The Gallup organization reported in July 2022 that a new high of 29% of Americans say the Bible is a collection of “fables, legends, history, and moral precepts recorded by man”. In 1980, 10% of Americans felt this way. As you might imagine, the results fell broadly in line with American’s religious affiliation. For instance, 16% of people who identify as “Christian” believed that the Bible was mythical and produced man, while 65% of Americans who had no religious affiliation felt this way. The bottom line is belief in the Bible is declining, part of a general pattern of declining religiosity among the American population.
Of course, the Bible itself claims to be from God. Paul, the most prolific writer of the Bible, said in 2 Timothy 3:16-17 that Scripture originated with God. In fact, New Testament writers identified the Scriptures with the voice of God (Matthew 19:4-5; Acts 4:24-25; Romans 9:17; Galatians 3:8; Hebrews 3:7).
Beyond the claims, what evidence is there that the Bible could be from God? Can anything be suggested that shows it could be more than “fables, legends, history, and moral precepts recorded by man”? Think about these proofs:
- Unity: The Bible contains a consistent picture of the nature of God, the nature of man, and the nature of sin. There is a historical continuity to the unfolding of the scheme of redemption; God’s plan for saving man runs like a single thread from the beginning to the end.
- History: No archaeological discovery has ever been made that contradicts historical statements in Scripture.

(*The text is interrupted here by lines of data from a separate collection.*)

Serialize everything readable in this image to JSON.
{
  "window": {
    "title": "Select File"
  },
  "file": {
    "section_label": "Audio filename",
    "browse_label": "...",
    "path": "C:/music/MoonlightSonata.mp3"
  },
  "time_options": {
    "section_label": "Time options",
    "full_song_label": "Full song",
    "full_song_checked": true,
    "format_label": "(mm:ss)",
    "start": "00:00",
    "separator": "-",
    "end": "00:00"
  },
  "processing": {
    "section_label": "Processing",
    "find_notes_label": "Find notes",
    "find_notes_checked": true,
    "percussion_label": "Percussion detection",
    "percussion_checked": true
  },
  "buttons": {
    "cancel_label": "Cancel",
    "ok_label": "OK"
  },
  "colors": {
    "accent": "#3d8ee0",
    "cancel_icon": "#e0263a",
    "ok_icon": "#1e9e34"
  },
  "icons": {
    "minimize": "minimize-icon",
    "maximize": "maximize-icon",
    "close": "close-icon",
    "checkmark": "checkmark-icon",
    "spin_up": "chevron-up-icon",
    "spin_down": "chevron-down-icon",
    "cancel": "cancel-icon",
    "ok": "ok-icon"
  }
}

- Foreknowledge: The Bible does contradict some theories held by scientists. However, a conflict between scientific fact and the Bible has never been established.
- Prophecy: Fulfilled prophecy is one of the greatest proofs of divine inspiration. God rests His claim to Deity on His ability to predict the future and then to bring it to pass (Isaiah 41:4; 42:9; 44:7; 46:8-11; 48:3-5). He did that beautifully with over 300 prophecies of the Messiah.

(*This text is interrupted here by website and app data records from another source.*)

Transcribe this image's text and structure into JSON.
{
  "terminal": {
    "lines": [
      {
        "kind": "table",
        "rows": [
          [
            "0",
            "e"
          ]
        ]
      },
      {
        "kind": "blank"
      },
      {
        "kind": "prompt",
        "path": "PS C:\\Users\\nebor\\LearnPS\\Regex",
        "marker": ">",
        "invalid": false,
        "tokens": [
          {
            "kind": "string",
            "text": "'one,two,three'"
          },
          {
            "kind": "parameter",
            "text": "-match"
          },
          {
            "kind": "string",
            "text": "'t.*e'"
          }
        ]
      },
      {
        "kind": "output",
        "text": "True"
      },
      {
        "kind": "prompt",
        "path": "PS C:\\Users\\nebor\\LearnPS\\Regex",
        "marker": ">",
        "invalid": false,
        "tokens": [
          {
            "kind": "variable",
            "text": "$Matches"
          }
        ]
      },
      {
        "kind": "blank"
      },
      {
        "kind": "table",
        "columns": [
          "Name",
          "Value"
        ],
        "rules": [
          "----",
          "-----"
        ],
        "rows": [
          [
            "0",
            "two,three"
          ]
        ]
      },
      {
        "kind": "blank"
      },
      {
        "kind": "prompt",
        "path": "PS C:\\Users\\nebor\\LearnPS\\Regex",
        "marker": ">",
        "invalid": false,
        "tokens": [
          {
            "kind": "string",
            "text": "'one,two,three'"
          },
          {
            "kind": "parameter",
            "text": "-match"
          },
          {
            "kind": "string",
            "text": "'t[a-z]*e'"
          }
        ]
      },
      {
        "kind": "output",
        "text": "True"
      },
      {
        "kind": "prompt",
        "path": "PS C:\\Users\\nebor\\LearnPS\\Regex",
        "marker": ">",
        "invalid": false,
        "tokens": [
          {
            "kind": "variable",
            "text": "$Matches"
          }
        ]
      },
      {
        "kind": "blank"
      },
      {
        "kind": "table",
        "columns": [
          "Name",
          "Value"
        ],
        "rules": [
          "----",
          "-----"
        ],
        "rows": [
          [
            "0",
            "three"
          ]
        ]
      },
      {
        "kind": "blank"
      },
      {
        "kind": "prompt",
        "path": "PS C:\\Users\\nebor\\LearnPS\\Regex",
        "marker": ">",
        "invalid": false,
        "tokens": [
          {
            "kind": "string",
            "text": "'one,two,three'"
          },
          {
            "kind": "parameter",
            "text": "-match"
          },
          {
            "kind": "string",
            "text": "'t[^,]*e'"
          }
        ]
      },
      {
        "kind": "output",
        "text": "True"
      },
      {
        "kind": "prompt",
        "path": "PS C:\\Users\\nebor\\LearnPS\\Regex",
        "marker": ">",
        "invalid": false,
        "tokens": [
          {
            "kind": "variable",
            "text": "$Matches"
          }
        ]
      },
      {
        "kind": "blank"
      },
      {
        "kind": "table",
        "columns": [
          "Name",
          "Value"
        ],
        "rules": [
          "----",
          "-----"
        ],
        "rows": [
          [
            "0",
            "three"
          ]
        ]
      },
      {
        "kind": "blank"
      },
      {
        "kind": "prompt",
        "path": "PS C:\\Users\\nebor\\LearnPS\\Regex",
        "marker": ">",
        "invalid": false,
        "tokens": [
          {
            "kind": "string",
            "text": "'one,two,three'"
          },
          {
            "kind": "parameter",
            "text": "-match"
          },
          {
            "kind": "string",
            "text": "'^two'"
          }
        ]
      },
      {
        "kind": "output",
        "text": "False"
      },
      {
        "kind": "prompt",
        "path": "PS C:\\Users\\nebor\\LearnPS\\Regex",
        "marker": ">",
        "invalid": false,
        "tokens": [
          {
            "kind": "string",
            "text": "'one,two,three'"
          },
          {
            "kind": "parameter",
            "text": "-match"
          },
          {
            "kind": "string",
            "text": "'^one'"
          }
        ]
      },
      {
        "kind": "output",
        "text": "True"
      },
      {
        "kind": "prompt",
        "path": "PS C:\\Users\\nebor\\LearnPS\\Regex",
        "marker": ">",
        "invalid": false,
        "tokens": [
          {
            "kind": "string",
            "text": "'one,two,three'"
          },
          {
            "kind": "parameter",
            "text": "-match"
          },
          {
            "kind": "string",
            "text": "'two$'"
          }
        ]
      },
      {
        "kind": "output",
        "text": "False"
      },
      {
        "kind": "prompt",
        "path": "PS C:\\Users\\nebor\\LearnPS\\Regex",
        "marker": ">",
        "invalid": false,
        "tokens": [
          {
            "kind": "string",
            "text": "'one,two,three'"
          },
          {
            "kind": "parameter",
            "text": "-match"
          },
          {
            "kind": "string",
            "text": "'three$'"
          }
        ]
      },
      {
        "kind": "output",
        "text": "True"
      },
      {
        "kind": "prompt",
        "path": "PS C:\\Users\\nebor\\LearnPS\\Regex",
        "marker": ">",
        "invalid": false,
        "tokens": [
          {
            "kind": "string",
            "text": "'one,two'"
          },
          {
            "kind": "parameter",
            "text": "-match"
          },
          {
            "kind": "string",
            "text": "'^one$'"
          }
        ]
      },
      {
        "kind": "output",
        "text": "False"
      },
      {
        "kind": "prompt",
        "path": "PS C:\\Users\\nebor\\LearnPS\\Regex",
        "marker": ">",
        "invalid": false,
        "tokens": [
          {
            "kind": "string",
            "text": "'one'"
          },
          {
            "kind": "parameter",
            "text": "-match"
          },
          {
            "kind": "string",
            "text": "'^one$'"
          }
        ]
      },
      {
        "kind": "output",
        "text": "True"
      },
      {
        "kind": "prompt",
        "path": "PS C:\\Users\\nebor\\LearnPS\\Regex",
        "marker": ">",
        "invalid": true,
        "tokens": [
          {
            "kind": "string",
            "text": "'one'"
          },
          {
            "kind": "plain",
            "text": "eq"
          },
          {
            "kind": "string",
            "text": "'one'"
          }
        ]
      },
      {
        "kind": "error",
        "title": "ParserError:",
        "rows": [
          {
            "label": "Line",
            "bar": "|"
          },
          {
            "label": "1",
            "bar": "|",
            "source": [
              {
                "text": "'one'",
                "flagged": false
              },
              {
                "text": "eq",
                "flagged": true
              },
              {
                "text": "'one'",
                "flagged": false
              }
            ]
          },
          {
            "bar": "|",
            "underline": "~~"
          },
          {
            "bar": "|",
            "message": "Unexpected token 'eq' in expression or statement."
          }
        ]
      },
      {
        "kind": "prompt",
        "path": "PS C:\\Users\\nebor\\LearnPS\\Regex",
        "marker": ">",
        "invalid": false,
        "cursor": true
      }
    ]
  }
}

- Impartiality: A book written by man would seek to minimize the faults of its heroes. This is not the case with the Bible. It deals very frankly with the sins of its figures like David, the apostles, and the churches.

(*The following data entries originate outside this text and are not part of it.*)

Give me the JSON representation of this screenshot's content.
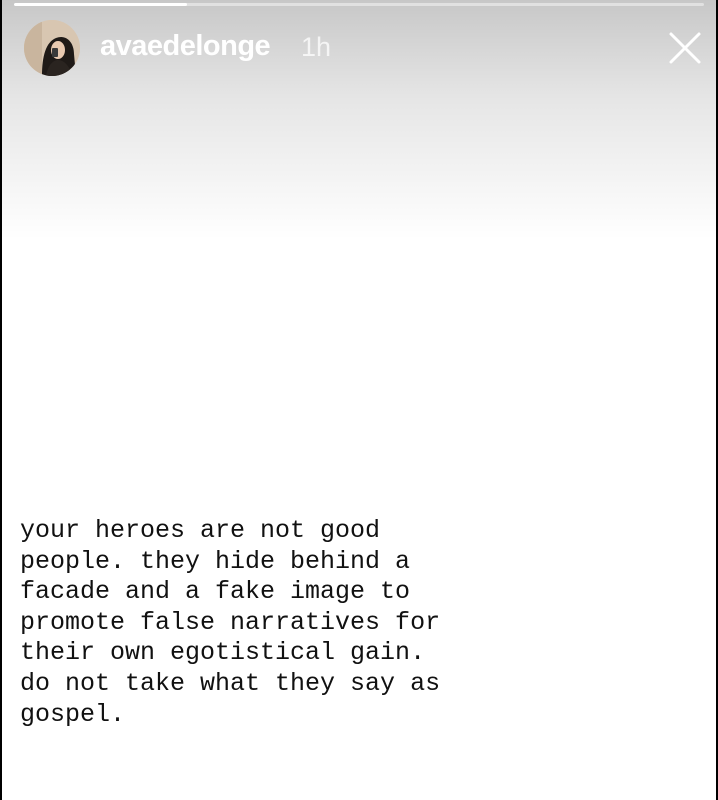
{
  "story": {
    "progress": 0.25,
    "user": {
      "username": "avaedelonge",
      "time_ago": "1h",
      "avatar_icon": "profile-photo"
    },
    "close_icon": "close-x",
    "text": "your heroes are not good\npeople. they hide behind a\nfacade and a fake image to\npromote false narratives for\ntheir own egotistical gain.\ndo not take what they say as\ngospel."
  },
  "colors": {
    "background": "#ffffff",
    "text": "#111111",
    "header_text": "#ffffff"
  }
}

Humanistic philosophy has been successful in diverting people away from a high concept of Scripture. But Bernard Ramm wrote, “A thousand times over, the death knell of the Bible has been sounded, the funeral procession formed, the inscription cut on the tombstone, and committal read. But somehow the corpse never stays put.”